>>>
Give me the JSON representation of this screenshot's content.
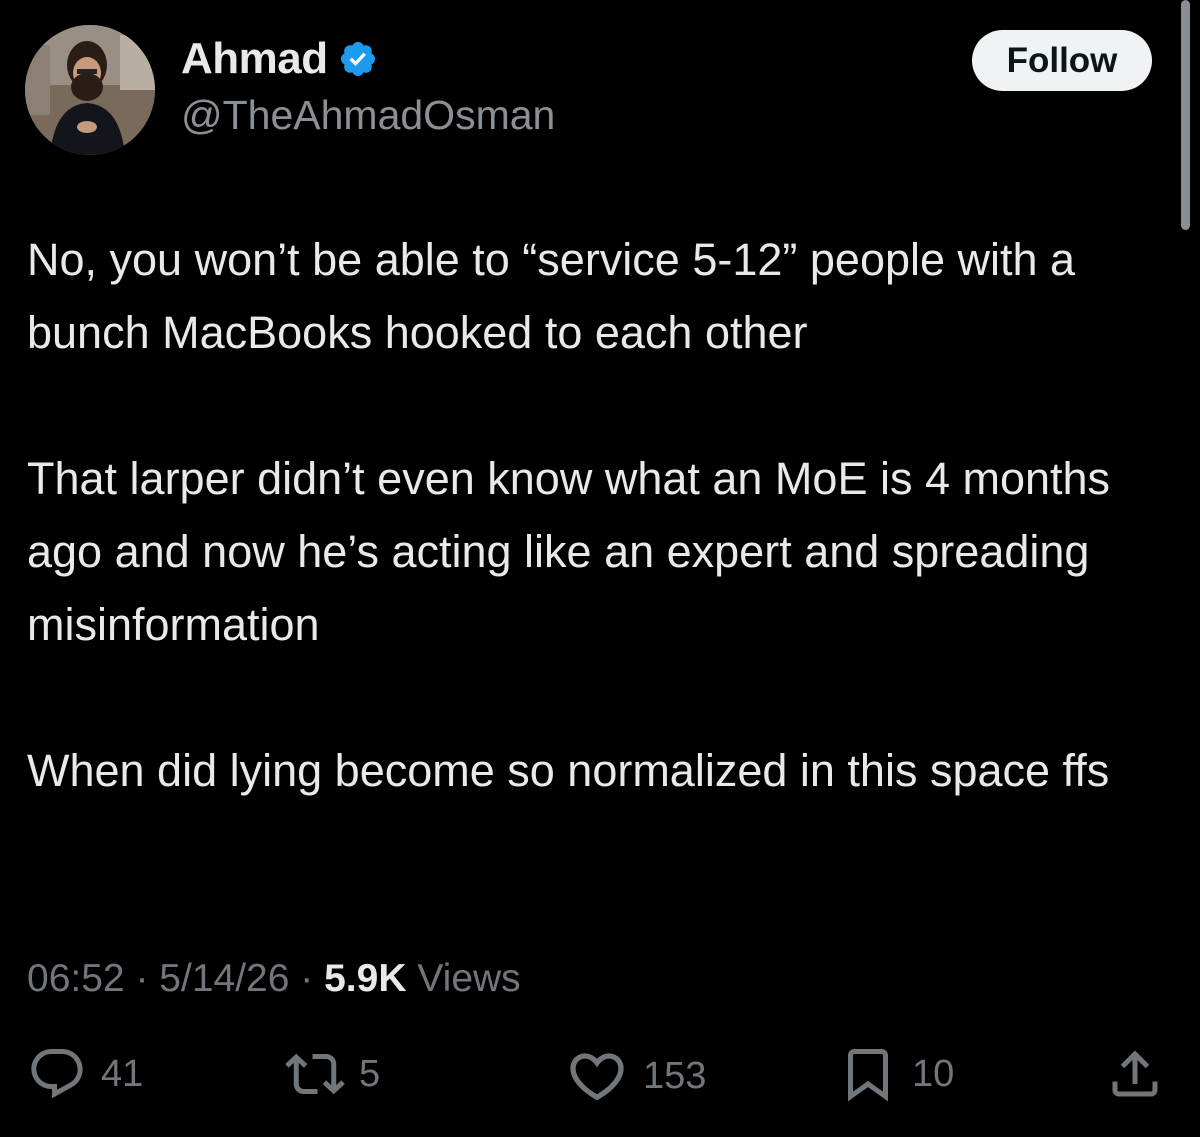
{
  "author": {
    "name": "Ahmad",
    "handle": "@TheAhmadOsman",
    "verified": true
  },
  "follow_label": "Follow",
  "tweet": {
    "paragraphs": [
      "No, you won’t be able to “service 5-12” people with a bunch MacBooks hooked to each other",
      "That larper didn’t even know what an MoE is 4 months ago and now he’s acting like an expert and spreading misinformation",
      "When did lying become so normalized in this space ffs"
    ]
  },
  "meta": {
    "time": "06:52",
    "separator": "·",
    "date": "5/14/26",
    "views_count": "5.9K",
    "views_label": "Views"
  },
  "actions": {
    "replies": "41",
    "reposts": "5",
    "likes": "153",
    "bookmarks": "10"
  },
  "colors": {
    "background": "#000000",
    "text": "#e7e9ea",
    "muted": "#71767b",
    "verified": "#1d9bf0",
    "follow_bg": "#eff3f4"
  },
  "icons": [
    "verified-badge-icon",
    "reply-icon",
    "repost-icon",
    "like-icon",
    "bookmark-icon",
    "share-icon"
  ]
}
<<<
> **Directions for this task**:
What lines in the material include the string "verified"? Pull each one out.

> **Response area**:
    "verified": true
    "verified": "#1d9bf0",
    "verified-badge-icon",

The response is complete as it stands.